Task statement — Lines containing the word "hero": say how many there are in the listing, with only the number as the answer.

-- Data provided follows --

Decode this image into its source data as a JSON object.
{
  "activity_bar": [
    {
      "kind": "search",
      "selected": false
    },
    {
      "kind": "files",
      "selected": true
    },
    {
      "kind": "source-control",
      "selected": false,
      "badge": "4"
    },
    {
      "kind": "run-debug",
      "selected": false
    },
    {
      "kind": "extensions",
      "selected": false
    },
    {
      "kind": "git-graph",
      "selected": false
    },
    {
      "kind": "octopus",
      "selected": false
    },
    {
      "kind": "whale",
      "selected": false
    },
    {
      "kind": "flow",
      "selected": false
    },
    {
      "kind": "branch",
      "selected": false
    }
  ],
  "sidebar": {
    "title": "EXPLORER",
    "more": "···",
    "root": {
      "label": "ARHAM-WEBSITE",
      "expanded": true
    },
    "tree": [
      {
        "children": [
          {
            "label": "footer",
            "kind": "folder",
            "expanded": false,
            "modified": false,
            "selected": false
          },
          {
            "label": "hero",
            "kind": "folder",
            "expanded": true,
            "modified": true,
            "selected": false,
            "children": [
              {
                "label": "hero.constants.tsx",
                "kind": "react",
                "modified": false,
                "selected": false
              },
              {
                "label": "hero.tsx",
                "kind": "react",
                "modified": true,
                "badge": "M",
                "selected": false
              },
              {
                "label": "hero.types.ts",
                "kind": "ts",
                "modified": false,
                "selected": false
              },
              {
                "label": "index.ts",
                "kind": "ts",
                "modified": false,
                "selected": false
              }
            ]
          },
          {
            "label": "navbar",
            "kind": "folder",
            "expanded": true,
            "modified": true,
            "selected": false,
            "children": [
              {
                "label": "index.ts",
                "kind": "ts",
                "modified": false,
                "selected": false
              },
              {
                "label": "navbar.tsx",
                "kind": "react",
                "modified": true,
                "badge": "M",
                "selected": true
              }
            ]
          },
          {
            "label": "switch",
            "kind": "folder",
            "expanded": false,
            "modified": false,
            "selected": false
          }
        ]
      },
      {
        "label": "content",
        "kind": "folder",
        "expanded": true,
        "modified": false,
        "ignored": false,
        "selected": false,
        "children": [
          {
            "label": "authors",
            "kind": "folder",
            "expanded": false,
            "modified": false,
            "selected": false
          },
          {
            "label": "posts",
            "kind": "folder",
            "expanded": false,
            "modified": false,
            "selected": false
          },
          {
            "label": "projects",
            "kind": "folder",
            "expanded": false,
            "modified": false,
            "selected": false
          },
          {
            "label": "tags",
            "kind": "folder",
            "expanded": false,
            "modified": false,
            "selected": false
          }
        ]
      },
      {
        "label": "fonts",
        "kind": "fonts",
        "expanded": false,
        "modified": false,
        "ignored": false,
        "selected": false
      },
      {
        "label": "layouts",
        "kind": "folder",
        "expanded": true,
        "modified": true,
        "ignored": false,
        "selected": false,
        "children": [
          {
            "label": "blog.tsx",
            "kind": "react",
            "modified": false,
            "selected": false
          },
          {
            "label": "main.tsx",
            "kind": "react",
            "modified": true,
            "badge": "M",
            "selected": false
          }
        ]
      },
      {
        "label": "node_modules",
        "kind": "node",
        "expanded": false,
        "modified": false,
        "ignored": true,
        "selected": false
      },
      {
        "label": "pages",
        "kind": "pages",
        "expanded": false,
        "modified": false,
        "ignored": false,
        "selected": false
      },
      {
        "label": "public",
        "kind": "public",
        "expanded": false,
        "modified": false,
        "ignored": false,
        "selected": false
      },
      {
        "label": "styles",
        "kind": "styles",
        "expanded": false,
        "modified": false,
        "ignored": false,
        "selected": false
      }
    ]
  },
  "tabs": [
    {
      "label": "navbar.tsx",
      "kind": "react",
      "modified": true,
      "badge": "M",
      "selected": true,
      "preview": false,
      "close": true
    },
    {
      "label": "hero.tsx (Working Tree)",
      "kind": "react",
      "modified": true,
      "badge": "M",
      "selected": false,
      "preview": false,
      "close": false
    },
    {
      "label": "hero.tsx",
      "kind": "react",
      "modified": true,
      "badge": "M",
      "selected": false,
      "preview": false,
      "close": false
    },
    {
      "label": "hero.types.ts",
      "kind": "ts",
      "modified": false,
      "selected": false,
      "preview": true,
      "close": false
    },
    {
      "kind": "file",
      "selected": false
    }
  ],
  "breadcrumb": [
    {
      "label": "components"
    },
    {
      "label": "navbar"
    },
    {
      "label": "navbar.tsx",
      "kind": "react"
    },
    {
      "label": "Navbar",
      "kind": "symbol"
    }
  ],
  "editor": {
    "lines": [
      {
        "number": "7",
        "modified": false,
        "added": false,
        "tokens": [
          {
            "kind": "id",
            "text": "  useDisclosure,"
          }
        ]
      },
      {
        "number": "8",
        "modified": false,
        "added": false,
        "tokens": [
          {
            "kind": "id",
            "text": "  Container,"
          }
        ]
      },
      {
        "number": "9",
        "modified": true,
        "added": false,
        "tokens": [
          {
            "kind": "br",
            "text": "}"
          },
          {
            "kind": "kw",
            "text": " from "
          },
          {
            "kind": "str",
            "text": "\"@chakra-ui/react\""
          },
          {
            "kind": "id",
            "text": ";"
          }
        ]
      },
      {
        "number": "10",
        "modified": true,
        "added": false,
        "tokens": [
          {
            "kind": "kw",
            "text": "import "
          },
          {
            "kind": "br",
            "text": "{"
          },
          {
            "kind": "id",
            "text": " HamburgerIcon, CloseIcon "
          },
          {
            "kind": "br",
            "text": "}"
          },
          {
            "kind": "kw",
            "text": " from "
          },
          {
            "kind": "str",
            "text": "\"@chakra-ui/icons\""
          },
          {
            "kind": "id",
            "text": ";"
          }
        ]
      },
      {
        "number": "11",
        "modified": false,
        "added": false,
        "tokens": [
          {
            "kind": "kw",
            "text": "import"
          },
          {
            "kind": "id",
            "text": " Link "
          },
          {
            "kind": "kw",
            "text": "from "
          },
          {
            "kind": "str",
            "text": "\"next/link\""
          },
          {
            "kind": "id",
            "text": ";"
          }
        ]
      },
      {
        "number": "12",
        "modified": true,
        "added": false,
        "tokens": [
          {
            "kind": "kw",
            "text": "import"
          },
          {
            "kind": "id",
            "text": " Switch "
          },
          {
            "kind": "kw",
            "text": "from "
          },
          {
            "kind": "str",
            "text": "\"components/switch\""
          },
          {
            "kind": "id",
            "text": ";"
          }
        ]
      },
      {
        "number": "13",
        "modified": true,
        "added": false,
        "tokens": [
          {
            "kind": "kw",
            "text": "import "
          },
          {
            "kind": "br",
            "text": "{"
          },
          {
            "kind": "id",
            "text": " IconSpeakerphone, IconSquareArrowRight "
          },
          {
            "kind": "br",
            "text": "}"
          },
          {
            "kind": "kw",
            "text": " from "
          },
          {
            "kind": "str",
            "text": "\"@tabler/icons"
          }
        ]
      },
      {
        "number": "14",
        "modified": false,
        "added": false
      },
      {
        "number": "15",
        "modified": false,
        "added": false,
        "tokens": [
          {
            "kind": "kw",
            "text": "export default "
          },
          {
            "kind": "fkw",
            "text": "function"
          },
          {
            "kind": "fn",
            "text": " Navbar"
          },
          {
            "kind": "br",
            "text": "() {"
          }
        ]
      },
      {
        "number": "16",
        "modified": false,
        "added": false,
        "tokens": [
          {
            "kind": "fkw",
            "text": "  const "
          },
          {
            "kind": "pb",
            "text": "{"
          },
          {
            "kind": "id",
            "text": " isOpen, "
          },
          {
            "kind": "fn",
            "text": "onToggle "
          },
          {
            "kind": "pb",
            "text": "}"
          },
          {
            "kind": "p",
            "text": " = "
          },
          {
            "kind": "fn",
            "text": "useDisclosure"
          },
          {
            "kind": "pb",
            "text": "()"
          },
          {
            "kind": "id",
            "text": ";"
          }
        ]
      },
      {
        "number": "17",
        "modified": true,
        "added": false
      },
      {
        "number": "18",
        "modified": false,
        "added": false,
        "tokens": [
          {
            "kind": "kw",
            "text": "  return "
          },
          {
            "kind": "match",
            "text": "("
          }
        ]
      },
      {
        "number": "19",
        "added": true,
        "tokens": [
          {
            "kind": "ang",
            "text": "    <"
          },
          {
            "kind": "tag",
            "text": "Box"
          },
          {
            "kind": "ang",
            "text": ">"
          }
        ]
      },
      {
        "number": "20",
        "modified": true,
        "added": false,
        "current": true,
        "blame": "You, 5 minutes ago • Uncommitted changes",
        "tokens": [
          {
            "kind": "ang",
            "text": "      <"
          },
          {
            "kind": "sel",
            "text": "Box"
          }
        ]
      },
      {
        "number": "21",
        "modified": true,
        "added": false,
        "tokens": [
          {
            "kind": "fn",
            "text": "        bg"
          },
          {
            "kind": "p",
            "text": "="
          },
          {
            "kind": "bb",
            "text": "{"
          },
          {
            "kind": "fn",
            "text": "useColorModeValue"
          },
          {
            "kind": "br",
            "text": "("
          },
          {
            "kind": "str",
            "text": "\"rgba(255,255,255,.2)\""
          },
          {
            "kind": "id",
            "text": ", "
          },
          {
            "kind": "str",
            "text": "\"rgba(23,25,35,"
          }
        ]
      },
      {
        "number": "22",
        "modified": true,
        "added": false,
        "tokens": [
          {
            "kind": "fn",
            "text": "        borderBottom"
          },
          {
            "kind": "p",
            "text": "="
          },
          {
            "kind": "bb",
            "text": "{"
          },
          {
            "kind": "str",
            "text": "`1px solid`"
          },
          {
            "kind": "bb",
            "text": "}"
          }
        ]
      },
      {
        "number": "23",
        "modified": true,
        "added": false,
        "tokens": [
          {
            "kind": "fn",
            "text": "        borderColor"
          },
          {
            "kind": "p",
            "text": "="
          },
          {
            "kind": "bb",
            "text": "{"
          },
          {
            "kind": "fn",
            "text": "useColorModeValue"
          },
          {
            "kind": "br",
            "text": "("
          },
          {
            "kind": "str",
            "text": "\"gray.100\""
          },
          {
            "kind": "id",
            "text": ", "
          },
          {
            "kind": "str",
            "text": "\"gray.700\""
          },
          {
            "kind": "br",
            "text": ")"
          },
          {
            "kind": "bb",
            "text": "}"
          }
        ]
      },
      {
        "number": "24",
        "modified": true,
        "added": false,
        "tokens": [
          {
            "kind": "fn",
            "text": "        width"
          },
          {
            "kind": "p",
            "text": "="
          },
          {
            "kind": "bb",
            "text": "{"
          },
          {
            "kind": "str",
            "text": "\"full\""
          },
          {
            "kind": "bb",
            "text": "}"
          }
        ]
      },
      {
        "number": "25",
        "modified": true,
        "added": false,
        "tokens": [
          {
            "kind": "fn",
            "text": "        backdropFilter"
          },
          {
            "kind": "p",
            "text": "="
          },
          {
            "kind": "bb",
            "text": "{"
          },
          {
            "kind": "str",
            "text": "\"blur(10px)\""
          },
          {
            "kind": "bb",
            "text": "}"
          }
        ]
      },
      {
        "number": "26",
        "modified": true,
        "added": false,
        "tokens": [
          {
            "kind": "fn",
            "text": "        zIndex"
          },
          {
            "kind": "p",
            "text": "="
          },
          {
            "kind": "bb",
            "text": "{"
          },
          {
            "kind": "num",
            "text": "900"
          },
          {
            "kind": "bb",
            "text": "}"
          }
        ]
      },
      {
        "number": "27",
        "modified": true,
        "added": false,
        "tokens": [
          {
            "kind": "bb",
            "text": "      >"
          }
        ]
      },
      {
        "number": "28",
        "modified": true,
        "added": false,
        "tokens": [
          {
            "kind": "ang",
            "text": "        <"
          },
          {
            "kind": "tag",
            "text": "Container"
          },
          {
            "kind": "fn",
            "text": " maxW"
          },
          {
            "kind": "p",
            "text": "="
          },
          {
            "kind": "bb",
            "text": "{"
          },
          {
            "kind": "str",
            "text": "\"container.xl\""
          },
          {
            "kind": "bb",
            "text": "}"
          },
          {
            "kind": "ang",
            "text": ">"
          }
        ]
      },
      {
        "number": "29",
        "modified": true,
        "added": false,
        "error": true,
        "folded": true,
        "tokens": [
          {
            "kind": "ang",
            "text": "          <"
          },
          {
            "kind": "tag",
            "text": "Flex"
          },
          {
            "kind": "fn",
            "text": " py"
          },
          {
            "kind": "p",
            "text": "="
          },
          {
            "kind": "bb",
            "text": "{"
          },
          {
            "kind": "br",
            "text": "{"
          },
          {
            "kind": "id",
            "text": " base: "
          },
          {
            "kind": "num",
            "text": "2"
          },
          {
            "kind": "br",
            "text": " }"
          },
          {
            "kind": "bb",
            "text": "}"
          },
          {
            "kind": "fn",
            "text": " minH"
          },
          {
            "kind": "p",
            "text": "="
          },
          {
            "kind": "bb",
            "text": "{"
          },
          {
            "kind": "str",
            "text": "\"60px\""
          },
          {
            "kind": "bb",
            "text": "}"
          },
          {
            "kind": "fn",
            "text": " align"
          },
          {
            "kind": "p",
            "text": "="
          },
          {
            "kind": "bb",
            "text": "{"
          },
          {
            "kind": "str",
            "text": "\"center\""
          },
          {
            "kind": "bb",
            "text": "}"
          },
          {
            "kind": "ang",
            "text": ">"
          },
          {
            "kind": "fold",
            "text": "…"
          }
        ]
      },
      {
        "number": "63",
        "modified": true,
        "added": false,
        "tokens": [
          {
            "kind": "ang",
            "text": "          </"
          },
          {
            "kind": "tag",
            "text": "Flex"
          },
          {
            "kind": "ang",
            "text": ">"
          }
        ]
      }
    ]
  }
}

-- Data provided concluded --

Your response — 7